» Dataset rows for apps and sites
══════════════════════════════

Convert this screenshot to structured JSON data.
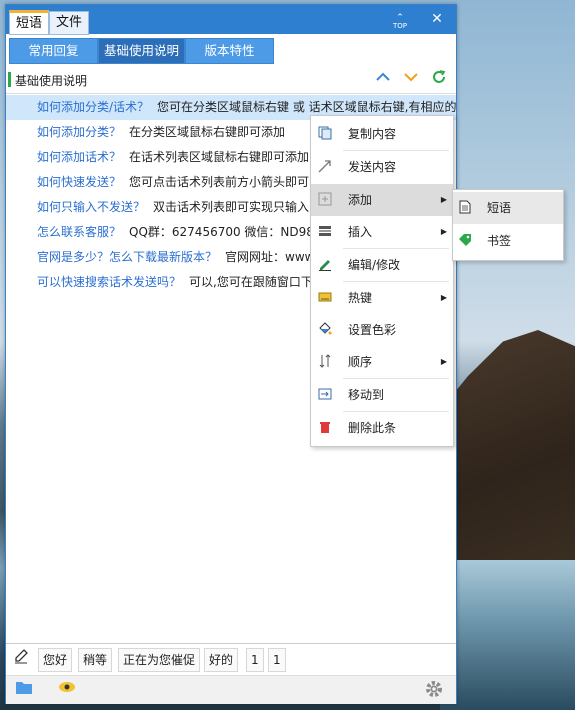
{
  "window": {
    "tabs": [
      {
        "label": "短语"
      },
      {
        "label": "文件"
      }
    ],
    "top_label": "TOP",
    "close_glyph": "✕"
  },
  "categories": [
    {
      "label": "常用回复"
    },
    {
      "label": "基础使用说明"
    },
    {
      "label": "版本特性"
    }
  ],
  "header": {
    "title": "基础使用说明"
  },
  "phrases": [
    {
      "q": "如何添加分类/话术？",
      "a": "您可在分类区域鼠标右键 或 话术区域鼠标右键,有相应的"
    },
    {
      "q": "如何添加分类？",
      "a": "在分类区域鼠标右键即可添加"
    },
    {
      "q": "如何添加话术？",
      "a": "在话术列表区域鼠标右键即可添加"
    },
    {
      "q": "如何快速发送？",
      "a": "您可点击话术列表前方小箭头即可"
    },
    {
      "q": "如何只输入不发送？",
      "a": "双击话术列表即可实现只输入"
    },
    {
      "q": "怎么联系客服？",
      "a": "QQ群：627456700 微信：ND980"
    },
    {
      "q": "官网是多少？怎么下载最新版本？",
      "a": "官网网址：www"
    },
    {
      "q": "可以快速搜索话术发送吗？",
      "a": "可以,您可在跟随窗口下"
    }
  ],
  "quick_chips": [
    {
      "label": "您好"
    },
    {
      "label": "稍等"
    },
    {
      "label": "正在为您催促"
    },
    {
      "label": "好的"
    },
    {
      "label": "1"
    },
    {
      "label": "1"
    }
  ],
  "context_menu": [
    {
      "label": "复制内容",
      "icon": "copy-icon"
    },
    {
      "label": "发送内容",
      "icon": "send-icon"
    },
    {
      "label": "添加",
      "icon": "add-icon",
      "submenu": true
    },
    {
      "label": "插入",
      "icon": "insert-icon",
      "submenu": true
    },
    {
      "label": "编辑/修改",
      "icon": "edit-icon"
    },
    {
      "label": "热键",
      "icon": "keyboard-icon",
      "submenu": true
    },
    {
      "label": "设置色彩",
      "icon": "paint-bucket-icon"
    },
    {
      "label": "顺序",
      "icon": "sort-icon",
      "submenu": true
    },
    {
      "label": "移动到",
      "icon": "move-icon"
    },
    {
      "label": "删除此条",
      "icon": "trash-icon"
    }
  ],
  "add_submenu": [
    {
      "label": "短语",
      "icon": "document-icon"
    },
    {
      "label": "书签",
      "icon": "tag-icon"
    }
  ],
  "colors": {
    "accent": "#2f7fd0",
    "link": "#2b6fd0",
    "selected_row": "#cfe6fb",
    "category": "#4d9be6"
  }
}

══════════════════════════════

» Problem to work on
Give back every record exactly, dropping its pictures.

» Solution to this problem
Convert this screenshot to structured JSON data.
{
  "window": {
    "tabs": [
      {
        "label": "短语"
      },
      {
        "label": "文件"
      }
    ],
    "top_label": "TOP",
    "close_glyph": "✕"
  },
  "categories": [
    {
      "label": "常用回复"
    },
    {
      "label": "基础使用说明"
    },
    {
      "label": "版本特性"
    }
  ],
  "header": {
    "title": "基础使用说明"
  },
  "phrases": [
    {
      "q": "如何添加分类/话术？",
      "a": "您可在分类区域鼠标右键 或 话术区域鼠标右键,有相应的"
    },
    {
      "q": "如何添加分类？",
      "a": "在分类区域鼠标右键即可添加"
    },
    {
      "q": "如何添加话术？",
      "a": "在话术列表区域鼠标右键即可添加"
    },
    {
      "q": "如何快速发送？",
      "a": "您可点击话术列表前方小箭头即可"
    },
    {
      "q": "如何只输入不发送？",
      "a": "双击话术列表即可实现只输入"
    },
    {
      "q": "怎么联系客服？",
      "a": "QQ群：627456700 微信：ND980"
    },
    {
      "q": "官网是多少？怎么下载最新版本？",
      "a": "官网网址：www"
    },
    {
      "q": "可以快速搜索话术发送吗？",
      "a": "可以,您可在跟随窗口下"
    }
  ],
  "quick_chips": [
    {
      "label": "您好"
    },
    {
      "label": "稍等"
    },
    {
      "label": "正在为您催促"
    },
    {
      "label": "好的"
    },
    {
      "label": "1"
    },
    {
      "label": "1"
    }
  ],
  "context_menu": [
    {
      "label": "复制内容",
      "icon": "copy-icon"
    },
    {
      "label": "发送内容",
      "icon": "send-icon"
    },
    {
      "label": "添加",
      "icon": "add-icon",
      "submenu": true
    },
    {
      "label": "插入",
      "icon": "insert-icon",
      "submenu": true
    },
    {
      "label": "编辑/修改",
      "icon": "edit-icon"
    },
    {
      "label": "热键",
      "icon": "keyboard-icon",
      "submenu": true
    },
    {
      "label": "设置色彩",
      "icon": "paint-bucket-icon"
    },
    {
      "label": "顺序",
      "icon": "sort-icon",
      "submenu": true
    },
    {
      "label": "移动到",
      "icon": "move-icon"
    },
    {
      "label": "删除此条",
      "icon": "trash-icon"
    }
  ],
  "add_submenu": [
    {
      "label": "短语",
      "icon": "document-icon"
    },
    {
      "label": "书签",
      "icon": "tag-icon"
    }
  ],
  "colors": {
    "accent": "#2f7fd0",
    "link": "#2b6fd0",
    "selected_row": "#cfe6fb",
    "category": "#4d9be6"
  }
}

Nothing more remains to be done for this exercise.